- _TASK STATEMENT_:
Start to finish, return the listing exactly as written.

- _ENTRIES SHOWN_:
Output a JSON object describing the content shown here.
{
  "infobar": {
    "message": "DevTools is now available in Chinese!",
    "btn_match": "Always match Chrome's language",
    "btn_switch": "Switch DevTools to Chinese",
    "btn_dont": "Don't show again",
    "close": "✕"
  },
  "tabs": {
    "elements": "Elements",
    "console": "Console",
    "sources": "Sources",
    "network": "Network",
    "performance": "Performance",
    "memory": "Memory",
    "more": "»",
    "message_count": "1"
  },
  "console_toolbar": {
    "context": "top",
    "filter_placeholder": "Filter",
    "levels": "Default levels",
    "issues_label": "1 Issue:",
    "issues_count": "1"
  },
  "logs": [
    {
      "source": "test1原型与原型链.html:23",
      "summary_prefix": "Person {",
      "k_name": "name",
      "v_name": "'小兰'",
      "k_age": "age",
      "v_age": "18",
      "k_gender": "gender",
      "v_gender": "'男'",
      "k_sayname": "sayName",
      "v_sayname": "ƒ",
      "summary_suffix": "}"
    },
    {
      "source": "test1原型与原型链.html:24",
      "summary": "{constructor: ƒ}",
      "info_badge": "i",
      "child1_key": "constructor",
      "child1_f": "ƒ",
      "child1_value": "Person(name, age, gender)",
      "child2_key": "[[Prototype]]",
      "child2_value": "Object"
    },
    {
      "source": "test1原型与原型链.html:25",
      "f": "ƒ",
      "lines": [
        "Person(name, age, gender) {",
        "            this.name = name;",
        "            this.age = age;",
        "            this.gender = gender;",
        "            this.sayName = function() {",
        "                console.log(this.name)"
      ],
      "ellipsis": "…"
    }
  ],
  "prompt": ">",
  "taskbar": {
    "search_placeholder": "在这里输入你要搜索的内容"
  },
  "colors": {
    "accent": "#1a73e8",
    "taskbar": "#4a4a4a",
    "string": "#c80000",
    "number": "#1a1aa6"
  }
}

- _ANSWER TO THIS PROBLEM_:
Output a JSON object describing the content shown here.
{
  "infobar": {
    "message": "DevTools is now available in Chinese!",
    "btn_match": "Always match Chrome's language",
    "btn_switch": "Switch DevTools to Chinese",
    "btn_dont": "Don't show again",
    "close": "✕"
  },
  "tabs": {
    "elements": "Elements",
    "console": "Console",
    "sources": "Sources",
    "network": "Network",
    "performance": "Performance",
    "memory": "Memory",
    "more": "»",
    "message_count": "1"
  },
  "console_toolbar": {
    "context": "top",
    "filter_placeholder": "Filter",
    "levels": "Default levels",
    "issues_label": "1 Issue:",
    "issues_count": "1"
  },
  "logs": [
    {
      "source": "test1原型与原型链.html:23",
      "summary_prefix": "Person {",
      "k_name": "name",
      "v_name": "'小兰'",
      "k_age": "age",
      "v_age": "18",
      "k_gender": "gender",
      "v_gender": "'男'",
      "k_sayname": "sayName",
      "v_sayname": "ƒ",
      "summary_suffix": "}"
    },
    {
      "source": "test1原型与原型链.html:24",
      "summary": "{constructor: ƒ}",
      "info_badge": "i",
      "child1_key": "constructor",
      "child1_f": "ƒ",
      "child1_value": "Person(name, age, gender)",
      "child2_key": "[[Prototype]]",
      "child2_value": "Object"
    },
    {
      "source": "test1原型与原型链.html:25",
      "f": "ƒ",
      "lines": [
        "Person(name, age, gender) {",
        "            this.name = name;",
        "            this.age = age;",
        "            this.gender = gender;",
        "            this.sayName = function() {",
        "                console.log(this.name)"
      ],
      "ellipsis": "…"
    }
  ],
  "prompt": ">",
  "taskbar": {
    "search_placeholder": "在这里输入你要搜索的内容"
  },
  "colors": {
    "accent": "#1a73e8",
    "taskbar": "#4a4a4a",
    "string": "#c80000",
    "number": "#1a1aa6"
  }
}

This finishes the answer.